Family law experts who examine divorce trends at the National Center for Family & Marriage Research state that married partners over 50 divorce at a much higher rate than do married couples generally. Over the past 20 years, they say, the divorce rate for 50-plus couples has approximately doubled, whereas it has actually decreased slightly for America's married population overall.
Although it is not immediately clear why that is so, one factor does loom large in helping to explain the phenomenon: Baby boomers are, comparatively, a group that has readily embraced marriage; 50-somethings have often wed early and willingly divorced to marry again, with a not insubstantial number of them being on a third or even subsequent marriage as they approach 60.
With experience, divorce gets easier.
And with age advancing, the issues most relevant to divorce tend to change and become immediately pressing. Certain things loom larger in a 50-plus divorce than in a dissolution of a truly young couple.
Most fundamentally, financial security going forward is a core concern. "You have much less time to recover if mistakes are made," says one divorce advisor. "There are no do-overs."

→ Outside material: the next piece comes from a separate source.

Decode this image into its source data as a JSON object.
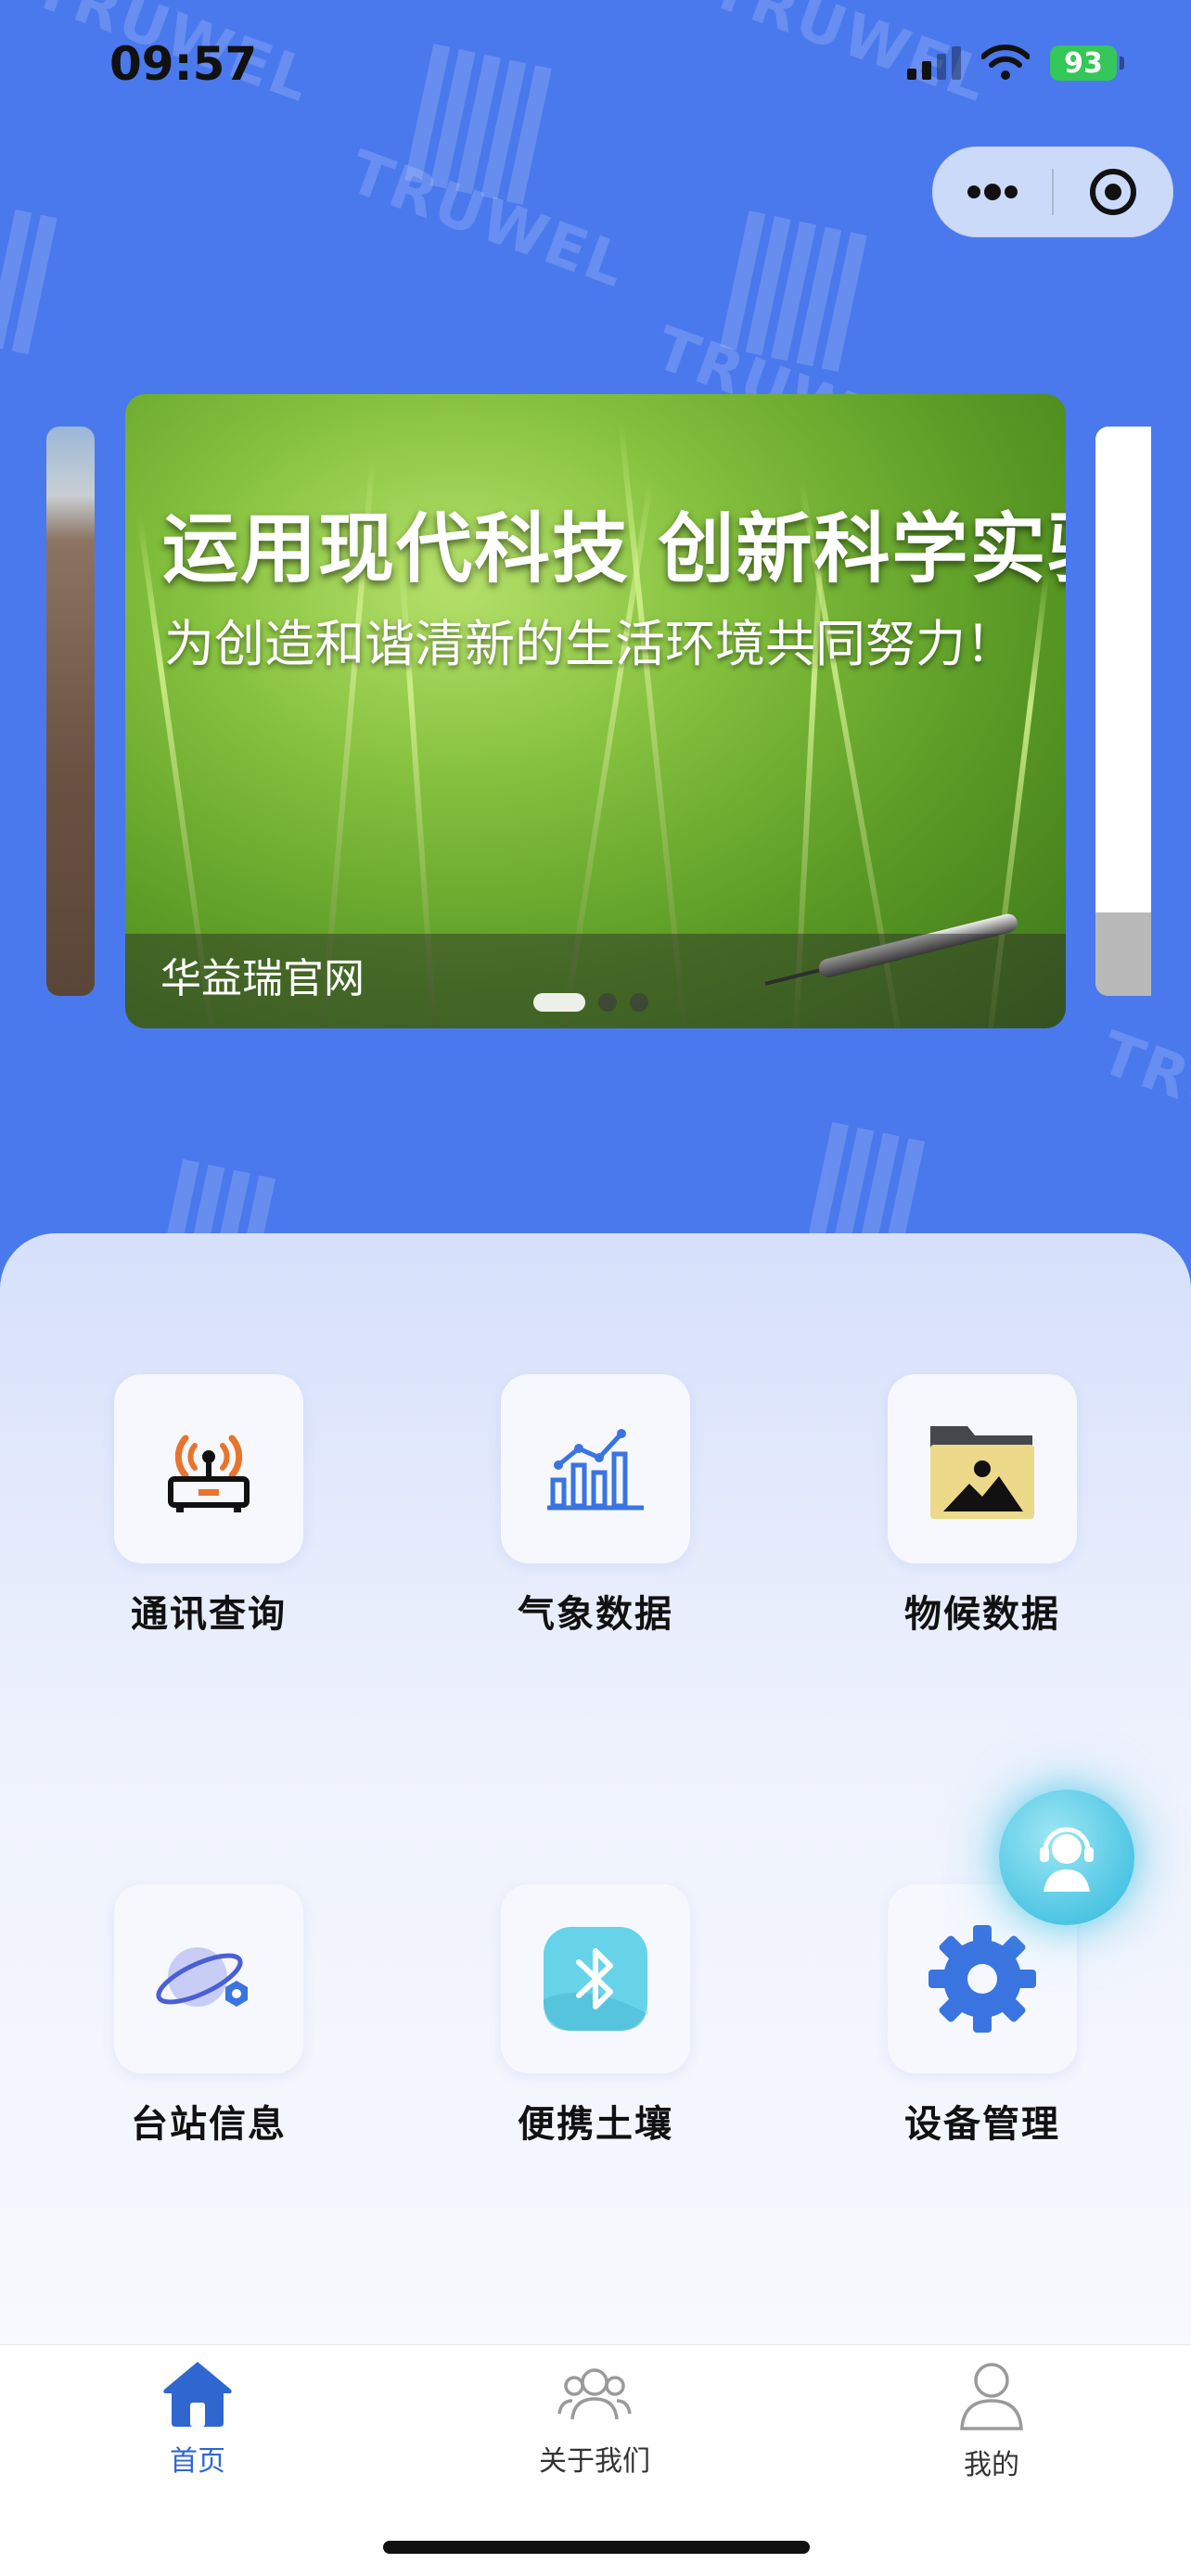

That being so, 50-somethings are generally focused quite strongly on securing a good settlement in divorce, while at the same time avoiding a too-large outlay of assets and marital property to their soon-to-be ex.
Many financial advisors agree that the divorce focus should definitely consider the following:
•· Properly evaluating pre-tax retirement funds -- One spouse might be receiving retirement accounts that on their surface look equal in value to the house that the other spouse is receiving, but it needs to be remembered that taxes will have to be paid on these accounts
•· Alimony and Social Security -- Don't overvalue the former (an ex-spouse over 50 could, frankly, have health issues and not have much longer to live; get a life insurance policy on the spouse in addition to an alimony award) and don't undervalue the latter (see our March 15 blog post; entitlement to a former spouse's Social Security benefits can be of critical importance, and many people are ignorant concerning eligibility and relevant rules)
•· Appropriate drafting by a professional to ensure that assets intended to be passed along to any children are not inappropriately disposed of to other parties -- e.g., an ex's future spouse or kids -- down the road.
An experienced family law attorney is a good source to confer with regarding considerations that are particularly relevant to many couples that are divorcing past the age of 50.
Related Resource: www.smartmoney.com "Divorce over 50: Three Mistakes to Avoid" March 23, 2011